→ Data for analysis:
---+---
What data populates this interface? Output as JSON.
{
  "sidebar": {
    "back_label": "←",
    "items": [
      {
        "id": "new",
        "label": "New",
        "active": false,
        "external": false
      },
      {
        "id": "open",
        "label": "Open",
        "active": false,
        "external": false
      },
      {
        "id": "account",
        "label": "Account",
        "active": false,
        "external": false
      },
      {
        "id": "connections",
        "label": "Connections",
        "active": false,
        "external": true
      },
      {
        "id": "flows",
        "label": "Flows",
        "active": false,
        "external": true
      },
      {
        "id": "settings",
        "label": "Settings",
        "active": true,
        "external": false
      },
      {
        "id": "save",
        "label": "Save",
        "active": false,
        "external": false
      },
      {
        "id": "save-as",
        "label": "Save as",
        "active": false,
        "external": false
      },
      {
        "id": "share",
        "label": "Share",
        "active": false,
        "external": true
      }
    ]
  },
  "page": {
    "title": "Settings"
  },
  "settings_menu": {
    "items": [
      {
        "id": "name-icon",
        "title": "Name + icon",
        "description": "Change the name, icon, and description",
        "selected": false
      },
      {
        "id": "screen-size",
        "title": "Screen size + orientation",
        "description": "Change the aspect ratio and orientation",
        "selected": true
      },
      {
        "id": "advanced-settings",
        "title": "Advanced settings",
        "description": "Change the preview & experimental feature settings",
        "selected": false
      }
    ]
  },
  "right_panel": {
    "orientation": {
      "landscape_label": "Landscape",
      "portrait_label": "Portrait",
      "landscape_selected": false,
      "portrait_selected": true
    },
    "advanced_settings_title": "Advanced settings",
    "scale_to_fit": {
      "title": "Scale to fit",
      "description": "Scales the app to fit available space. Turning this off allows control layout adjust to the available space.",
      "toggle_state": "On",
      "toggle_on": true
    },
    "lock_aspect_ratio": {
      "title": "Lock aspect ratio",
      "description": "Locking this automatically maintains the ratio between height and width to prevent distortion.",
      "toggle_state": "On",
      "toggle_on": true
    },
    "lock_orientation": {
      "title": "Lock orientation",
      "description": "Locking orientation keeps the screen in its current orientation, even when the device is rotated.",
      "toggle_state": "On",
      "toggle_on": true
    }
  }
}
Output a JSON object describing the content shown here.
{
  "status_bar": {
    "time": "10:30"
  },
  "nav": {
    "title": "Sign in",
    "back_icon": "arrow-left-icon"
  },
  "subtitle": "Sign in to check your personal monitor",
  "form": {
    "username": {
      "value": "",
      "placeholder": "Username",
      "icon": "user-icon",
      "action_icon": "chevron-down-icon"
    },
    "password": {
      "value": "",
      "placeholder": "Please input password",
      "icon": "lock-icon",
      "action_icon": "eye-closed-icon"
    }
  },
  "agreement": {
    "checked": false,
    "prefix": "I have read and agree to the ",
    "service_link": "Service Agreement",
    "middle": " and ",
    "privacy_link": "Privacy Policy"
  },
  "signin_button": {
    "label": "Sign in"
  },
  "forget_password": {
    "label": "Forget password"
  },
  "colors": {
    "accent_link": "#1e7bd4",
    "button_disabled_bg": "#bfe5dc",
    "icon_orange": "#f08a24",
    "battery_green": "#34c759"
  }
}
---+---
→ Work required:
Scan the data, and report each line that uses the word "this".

→ Completed exercise:
What data populates this interface? Output as JSON.
      "description": "Scales the app to fit available space. Turning this off allows control layout adjust to the available space.",
      "description": "Locking this automatically maintains the ratio between height and width to prevent distortion.",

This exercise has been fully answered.